Former CPA sentenced to 24 months for cheating on his income taxes

 

Date: March 17, 2021

Contact: newsroom@ci.irs.gov

Evansville — Acting United States Attorney John E. Childress announced today that Mark A. Harmon, of Evansville, Indiana, was sentenced to 24 months in federal prison by U.S. District Judge Richard L. Young on multiple counts of tax evasion.

"Do as I say, not as I do, was Mr. Harmon's business practice," said Childress. "Stealing from law abiding Americans and deceiving trusted clients will not be tolerated. Those thinking about engaging in this type of behavior during this tax season should think twice."

"As a former CPA and accountant, Mr. Harmon has full knowledge of our tax laws. Mr. Harmon chose to blatantly ignore the tax laws by filing false returns to benefit himself" said Acting Special Agent in Charge Tamera Cantu of IRS Criminal Investigation's Chicago Field Office. "We should not forget that the ultimate victims in tax fraud cases are the people of the United States – those honest taxpayers who diligently file tax returns each year. This sentencing sends a message that the IRS is working to make sure that all taxpayers file and pay their fair share of taxes."

Mark Harmon owned and operated Mark Harmon and Company, Certified Public Accountant and Consultants, in Evansville. He was an accountant for over 25 years and a CPA until his license expired in June 2015.

Harmon's largest accounting client from 2012 through 2015 was a group of three related companies: Pittsburgh Tank and Tower Co., Pittsburgh Tank and Tower Maintenance, and Allstate Tower, Inc. (collectively, Pittsburgh Tank and Tower Group ("PTTG")). Harmon had been working with those companies for over 25 years by performing accounting and financial audit services.

During the IRS examination, Harmon said he made approximately $75,000 per year in accounting fees from PTTG, and it was his practice to send PTTG an invoice for services rendered, which they always promptly paid. He further stated that PTTG did not issue him a Form 1099 for the tax years at issue because PTTG treated payments to Harmon as expense deductions for professional services. Further examination of Harmon's accounting books showed approximately $435,000 in purported loans to Harmon from PTTG. Harmon said that PTTG would confirm the loans, and he produced invoices, some of which reflected a "Loan request."

Agents also requested documents from PTTG. The CFO informed the agents that in the process of gathering the hard-copy invoices from their files, he observed that several invoices stated, "Loan request" and appeared to be altered. Company officials said that PTTG never loaned Harmon any money. Harmon had access to the company's files during his year-end financial and tax returns preparation services, and they suspected that Harmon physically removed the original invoices from their files and altered the invoice description to state "Loan request." The company located the original invoices in another format which did not include this description.

After the discrepancy in the invoices was discovered, Harmon admitted that he replaced the invoices in PTTG's files with the ones matching the "Loan request" invoices.

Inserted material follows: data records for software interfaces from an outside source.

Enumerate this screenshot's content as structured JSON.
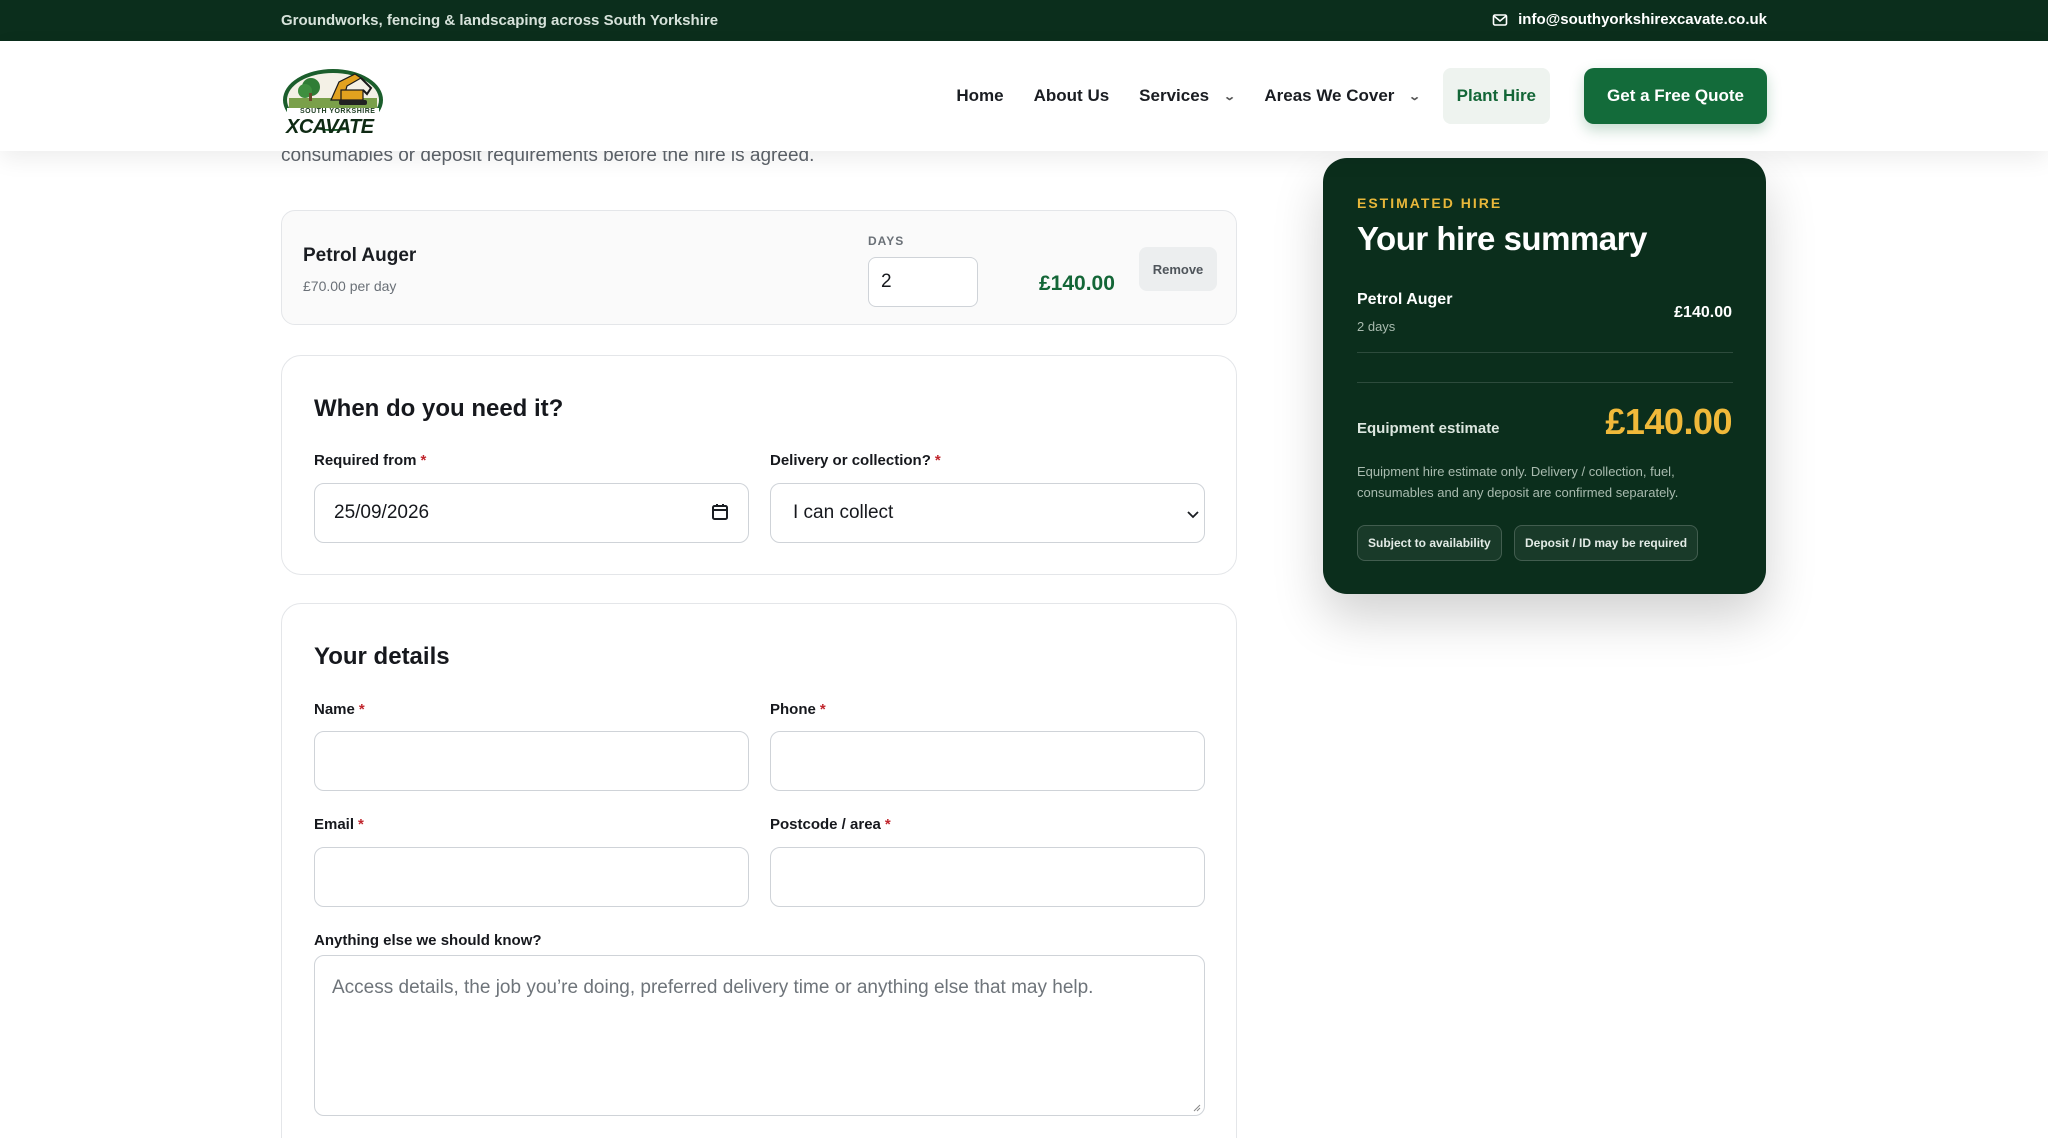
{
  "topbar": {
    "tagline": "Groundworks, fencing & landscaping across South Yorkshire",
    "email": "info@southyorkshirexcavate.co.uk"
  },
  "brand": {
    "logo_top": "SOUTH YORKSHIRE",
    "logo_main": "XCAVATE"
  },
  "nav": {
    "home": "Home",
    "about": "About Us",
    "services": "Services",
    "areas": "Areas We Cover",
    "plant_hire": "Plant Hire",
    "quote": "Get a Free Quote"
  },
  "intro_text": "consumables or deposit requirements before the hire is agreed.",
  "hire_item": {
    "name": "Petrol Auger",
    "rate": "£70.00 per day",
    "days_label": "DAYS",
    "days_value": "2",
    "price": "£140.00",
    "remove_label": "Remove"
  },
  "when": {
    "title": "When do you need it?",
    "required_from_label": "Required from",
    "required_from_value": "25/09/2026",
    "delivery_label": "Delivery or collection?",
    "delivery_value": "I can collect",
    "required_marker": "*"
  },
  "details": {
    "title": "Your details",
    "name_label": "Name",
    "phone_label": "Phone",
    "email_label": "Email",
    "postcode_label": "Postcode / area",
    "notes_label": "Anything else we should know?",
    "notes_placeholder": "Access details, the job you’re doing, preferred delivery time or anything else that may help.",
    "required_marker": "*"
  },
  "summary": {
    "eyebrow": "ESTIMATED HIRE",
    "title": "Your hire summary",
    "line_name": "Petrol Auger",
    "line_days": "2 days",
    "line_price": "£140.00",
    "estimate_label": "Equipment estimate",
    "estimate_total": "£140.00",
    "note": "Equipment hire estimate only. Delivery / collection, fuel, consumables and any deposit are confirmed separately.",
    "pill_availability": "Subject to availability",
    "pill_deposit": "Deposit / ID may be required"
  },
  "colors": {
    "dark_green": "#0b2e1c",
    "brand_green": "#136b3a",
    "gold": "#f0b93a",
    "required_red": "#c0262d"
  },
  "icons": {
    "email": "envelope-icon",
    "calendar": "calendar-icon",
    "dropdown": "chevron-down-icon"
  }
}
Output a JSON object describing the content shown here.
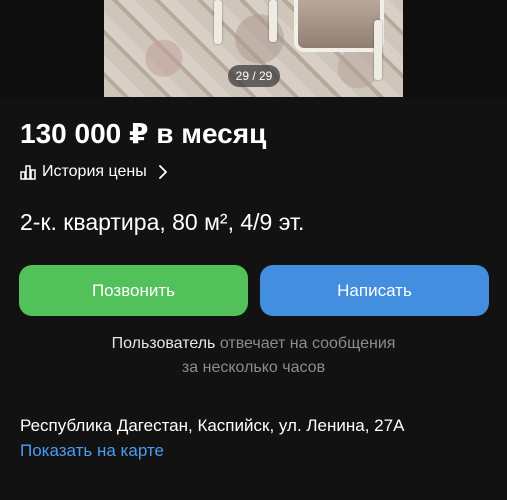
{
  "gallery": {
    "counter": "29 / 29"
  },
  "listing": {
    "price": "130 000 ₽ в месяц",
    "price_history_label": "История цены",
    "title": "2-к. квартира, 80 м², 4/9 эт."
  },
  "actions": {
    "call_label": "Позвонить",
    "write_label": "Написать"
  },
  "seller": {
    "name": "Пользователь",
    "reply_text_line1": " отвечает на сообщения",
    "reply_text_line2": "за несколько часов"
  },
  "location": {
    "address": "Республика Дагестан, Каспийск, ул. Ленина, 27А",
    "map_link": "Показать на карте"
  },
  "colors": {
    "background": "#121212",
    "call_button": "#52c15a",
    "write_button": "#438edf",
    "link": "#4b9cf0",
    "muted_text": "#8c8c8c"
  },
  "icons": {
    "price_history": "bar-chart-icon",
    "price_history_arrow": "chevron-right-icon"
  }
}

All the $435,000 falsely classified as loans from PTTG to Harmon was professional services income.

The examinations of Harmon's 2012 through 2015 individual tax returns showed the following:

Calendar year 2012

Reported income of $11,342.00

Actual income approximately $99,138.00

Failed to pay approximately $31,293.00 in taxes

Calendar year 2013

Reported income of $8,622.00

Actual income approximately $167,533.00

Failed to pay approximately $54,211.00 in taxes

Calendar year 2014

Reported income of $25,918.00

Actual income approximately $183,826.00

Failed to pay approximately $59,519.00 in taxes

Calendar year 2015

Reported income of $9,349.00

Actual income approximately $199,512.00

Failed to pay approximately $63,137.00 in taxes

This investigation was conducted by the Internal Revenue Service Criminal Investigation.

According to Assistant United States Attorney Kyle Sawa, who prosecuted this case for the government, Harmon must also pay $208,160 in restitution and will serve one year of supervised release following his imprisonment.

In November of 2020, Acting United States Attorney John E. Childress renewed a Strategic Plan designed to shape and strengthen the District's response to its most significant public safety challenges. This prosecution demonstrates the Office's enduring commitment to investigating and prosecuting individuals engaged in income tax evasion; the filing of false tax returns; schemes to defraud involving tax returns; stolen identify refund fraud; and money laundering. See United States Attorney's Office, Southern District of Indiana Strategic Plan Section 5.4.